The other day one of my friends was talking about how she would like another baby – a brother or sister for her three boys. ‘Why don’t you adopt?’ asked another friend, a mum of two who works in social services. ‘There are so many needy children out there who need homes, it’s heartbreaking.’
She’s right, of course, and when you’re a mum you do feel guilty that your child should have so much love and security when other children have nothing.
That’s why I can, in a way, understand Madonna’s urge to adopt Mercy James. When you’re so rich it must feel natural to want to spread the wealth.
Two of my friends were adopted because their birth parents were unfit/unwilling to care for them, and they’ve definitely had much better lives as a result.
But I’m growing increasingly uncomfortable with the way the adoption has been handled. Someone as powerful as Madonna could surely adopt in private, as the actor Ewan McGregor did a few years ago. And I’d also like to know why it wasn’t possible for Madonna to go and and bring Mercy back to the UK herself – reportedly sending a nanny and an entourage of staff.
A few years ago another Hollywood A-lister, the actress Jamie Lee Curtis, an adoptive mum of two, wrote the children’s book ‘Tell Me Again About The Night I Was Born’ (available from Waterstones). Of course, being written by an American film star, it’s a bit sugary and sentimental, but it does include some genuinely touching moments, including the sentence, ‘tell me again how you carried me like a china doll all the way home.’
One look at the bewildered expression on little Mercy’s face tells you she’s as fragile and precious as a china doll.

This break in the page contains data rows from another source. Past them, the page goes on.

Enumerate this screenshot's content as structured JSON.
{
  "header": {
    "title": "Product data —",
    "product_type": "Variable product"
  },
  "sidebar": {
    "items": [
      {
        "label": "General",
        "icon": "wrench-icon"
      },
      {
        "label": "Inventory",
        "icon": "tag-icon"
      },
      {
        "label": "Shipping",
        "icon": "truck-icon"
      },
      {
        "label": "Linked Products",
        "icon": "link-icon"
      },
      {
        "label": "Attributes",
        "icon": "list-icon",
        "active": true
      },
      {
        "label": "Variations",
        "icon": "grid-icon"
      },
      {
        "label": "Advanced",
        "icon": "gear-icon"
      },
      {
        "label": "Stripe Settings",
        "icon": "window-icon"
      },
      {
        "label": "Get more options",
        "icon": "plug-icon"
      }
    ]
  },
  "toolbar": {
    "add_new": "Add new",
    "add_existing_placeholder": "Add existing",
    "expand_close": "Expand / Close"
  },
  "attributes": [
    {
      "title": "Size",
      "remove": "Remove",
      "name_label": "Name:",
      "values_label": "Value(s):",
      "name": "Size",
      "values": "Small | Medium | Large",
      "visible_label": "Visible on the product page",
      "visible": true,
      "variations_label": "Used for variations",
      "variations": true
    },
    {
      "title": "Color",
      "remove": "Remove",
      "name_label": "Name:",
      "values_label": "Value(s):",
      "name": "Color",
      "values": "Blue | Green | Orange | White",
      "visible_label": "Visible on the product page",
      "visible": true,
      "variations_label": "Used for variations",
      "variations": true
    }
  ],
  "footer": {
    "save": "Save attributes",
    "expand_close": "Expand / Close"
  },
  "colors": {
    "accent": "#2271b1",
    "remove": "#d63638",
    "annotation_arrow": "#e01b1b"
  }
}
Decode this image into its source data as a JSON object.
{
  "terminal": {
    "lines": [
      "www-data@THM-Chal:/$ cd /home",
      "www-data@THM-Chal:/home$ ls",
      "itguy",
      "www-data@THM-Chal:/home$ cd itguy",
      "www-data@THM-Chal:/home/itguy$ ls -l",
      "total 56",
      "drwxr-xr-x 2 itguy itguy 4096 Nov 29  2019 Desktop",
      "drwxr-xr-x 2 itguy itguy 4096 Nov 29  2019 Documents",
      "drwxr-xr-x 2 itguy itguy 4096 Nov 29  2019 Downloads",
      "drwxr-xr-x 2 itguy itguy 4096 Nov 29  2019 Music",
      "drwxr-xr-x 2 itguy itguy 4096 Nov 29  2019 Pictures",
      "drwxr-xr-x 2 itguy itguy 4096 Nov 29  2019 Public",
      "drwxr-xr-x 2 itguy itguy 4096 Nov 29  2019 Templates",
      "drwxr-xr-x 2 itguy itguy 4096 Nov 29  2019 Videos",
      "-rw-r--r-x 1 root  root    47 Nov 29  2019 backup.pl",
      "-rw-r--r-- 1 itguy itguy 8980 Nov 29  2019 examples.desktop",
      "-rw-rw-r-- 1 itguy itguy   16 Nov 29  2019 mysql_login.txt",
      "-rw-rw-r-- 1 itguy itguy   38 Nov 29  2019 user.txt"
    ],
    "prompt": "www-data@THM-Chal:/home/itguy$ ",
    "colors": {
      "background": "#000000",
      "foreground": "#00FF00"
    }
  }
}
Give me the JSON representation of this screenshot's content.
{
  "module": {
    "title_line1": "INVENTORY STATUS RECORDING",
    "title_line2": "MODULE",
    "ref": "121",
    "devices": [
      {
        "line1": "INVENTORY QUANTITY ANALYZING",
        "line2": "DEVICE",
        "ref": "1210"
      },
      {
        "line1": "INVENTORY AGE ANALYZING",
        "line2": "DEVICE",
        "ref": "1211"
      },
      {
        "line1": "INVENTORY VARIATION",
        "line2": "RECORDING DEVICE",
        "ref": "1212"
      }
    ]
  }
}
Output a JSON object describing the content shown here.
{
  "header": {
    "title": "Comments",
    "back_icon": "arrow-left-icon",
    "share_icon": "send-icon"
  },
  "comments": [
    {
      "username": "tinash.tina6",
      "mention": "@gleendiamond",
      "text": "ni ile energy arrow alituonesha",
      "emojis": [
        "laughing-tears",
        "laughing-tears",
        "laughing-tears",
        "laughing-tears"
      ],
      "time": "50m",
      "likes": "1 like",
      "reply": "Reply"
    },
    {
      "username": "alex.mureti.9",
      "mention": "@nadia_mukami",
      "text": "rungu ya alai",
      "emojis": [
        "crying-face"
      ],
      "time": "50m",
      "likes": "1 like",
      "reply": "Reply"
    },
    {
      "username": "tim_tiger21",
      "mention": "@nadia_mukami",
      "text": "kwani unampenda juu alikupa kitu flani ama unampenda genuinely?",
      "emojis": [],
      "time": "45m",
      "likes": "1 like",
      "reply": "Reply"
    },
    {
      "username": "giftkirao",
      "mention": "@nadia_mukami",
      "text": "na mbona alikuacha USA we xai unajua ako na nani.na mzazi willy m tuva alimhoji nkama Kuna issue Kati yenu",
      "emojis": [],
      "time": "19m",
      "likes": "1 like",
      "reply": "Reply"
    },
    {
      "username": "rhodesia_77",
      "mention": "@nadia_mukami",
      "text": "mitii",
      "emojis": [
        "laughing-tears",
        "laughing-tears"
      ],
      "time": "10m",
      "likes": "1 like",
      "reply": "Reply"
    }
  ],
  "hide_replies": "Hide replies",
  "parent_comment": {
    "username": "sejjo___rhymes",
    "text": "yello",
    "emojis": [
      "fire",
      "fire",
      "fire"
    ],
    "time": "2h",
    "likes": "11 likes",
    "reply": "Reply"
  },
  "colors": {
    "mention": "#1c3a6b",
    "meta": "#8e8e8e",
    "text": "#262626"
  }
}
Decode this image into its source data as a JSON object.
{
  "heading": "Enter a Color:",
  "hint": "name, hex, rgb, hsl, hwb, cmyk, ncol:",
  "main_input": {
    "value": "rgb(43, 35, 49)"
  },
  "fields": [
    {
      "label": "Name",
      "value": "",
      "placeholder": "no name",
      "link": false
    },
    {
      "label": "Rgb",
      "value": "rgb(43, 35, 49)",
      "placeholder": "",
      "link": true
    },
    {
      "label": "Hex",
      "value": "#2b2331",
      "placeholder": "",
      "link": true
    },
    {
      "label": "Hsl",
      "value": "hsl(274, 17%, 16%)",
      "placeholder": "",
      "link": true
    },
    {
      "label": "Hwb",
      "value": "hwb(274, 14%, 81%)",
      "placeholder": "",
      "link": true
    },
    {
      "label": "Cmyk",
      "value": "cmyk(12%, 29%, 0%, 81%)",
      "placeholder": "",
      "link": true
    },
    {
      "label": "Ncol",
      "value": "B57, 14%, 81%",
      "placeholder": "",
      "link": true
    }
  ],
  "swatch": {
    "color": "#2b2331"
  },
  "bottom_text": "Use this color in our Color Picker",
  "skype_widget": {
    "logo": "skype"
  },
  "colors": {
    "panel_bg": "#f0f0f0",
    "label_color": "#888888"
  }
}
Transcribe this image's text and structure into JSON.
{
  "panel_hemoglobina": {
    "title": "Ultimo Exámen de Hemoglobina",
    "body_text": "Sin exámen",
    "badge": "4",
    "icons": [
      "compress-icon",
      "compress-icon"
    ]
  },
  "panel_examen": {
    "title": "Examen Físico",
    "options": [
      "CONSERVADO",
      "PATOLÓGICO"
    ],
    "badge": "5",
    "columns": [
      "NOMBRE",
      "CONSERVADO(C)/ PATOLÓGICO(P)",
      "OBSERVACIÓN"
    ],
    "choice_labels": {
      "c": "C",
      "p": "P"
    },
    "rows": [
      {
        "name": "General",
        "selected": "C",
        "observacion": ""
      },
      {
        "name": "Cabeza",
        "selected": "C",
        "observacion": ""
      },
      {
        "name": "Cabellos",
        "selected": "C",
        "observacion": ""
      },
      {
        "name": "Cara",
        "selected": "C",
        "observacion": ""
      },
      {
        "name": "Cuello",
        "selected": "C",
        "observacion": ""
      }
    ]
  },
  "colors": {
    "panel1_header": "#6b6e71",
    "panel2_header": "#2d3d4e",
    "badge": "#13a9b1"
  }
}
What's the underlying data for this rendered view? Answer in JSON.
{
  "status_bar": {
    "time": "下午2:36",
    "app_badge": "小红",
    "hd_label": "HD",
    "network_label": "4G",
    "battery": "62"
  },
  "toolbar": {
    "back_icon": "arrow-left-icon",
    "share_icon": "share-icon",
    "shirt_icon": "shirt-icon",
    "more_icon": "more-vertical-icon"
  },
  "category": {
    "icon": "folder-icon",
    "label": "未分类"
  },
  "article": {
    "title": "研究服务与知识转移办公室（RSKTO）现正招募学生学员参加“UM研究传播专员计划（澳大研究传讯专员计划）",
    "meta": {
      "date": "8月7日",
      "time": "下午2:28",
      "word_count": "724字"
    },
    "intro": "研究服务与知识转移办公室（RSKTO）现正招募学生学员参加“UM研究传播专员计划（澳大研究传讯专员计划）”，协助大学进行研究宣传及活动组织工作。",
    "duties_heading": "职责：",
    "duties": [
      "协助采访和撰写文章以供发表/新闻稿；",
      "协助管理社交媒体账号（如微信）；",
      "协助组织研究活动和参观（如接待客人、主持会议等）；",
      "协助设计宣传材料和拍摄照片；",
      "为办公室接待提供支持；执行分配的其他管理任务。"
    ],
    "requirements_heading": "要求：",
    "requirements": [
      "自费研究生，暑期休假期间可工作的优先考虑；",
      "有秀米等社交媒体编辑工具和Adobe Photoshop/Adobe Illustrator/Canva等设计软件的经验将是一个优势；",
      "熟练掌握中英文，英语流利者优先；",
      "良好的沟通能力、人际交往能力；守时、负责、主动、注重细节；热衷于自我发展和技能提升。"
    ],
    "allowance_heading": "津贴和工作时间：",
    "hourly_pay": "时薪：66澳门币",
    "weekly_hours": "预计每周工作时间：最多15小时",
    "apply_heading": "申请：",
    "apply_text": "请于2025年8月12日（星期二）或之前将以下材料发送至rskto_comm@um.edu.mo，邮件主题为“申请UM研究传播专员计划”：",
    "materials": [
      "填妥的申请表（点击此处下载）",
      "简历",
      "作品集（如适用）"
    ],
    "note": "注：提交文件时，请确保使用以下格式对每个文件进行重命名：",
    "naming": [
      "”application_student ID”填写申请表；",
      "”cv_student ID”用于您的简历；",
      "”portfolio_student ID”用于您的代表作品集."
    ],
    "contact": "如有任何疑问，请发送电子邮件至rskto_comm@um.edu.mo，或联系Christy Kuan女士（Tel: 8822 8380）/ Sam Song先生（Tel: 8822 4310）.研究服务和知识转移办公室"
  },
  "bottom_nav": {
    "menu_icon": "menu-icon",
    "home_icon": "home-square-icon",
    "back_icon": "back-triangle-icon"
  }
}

I do hope she’s happy in her new home.
written by Liz Jarvis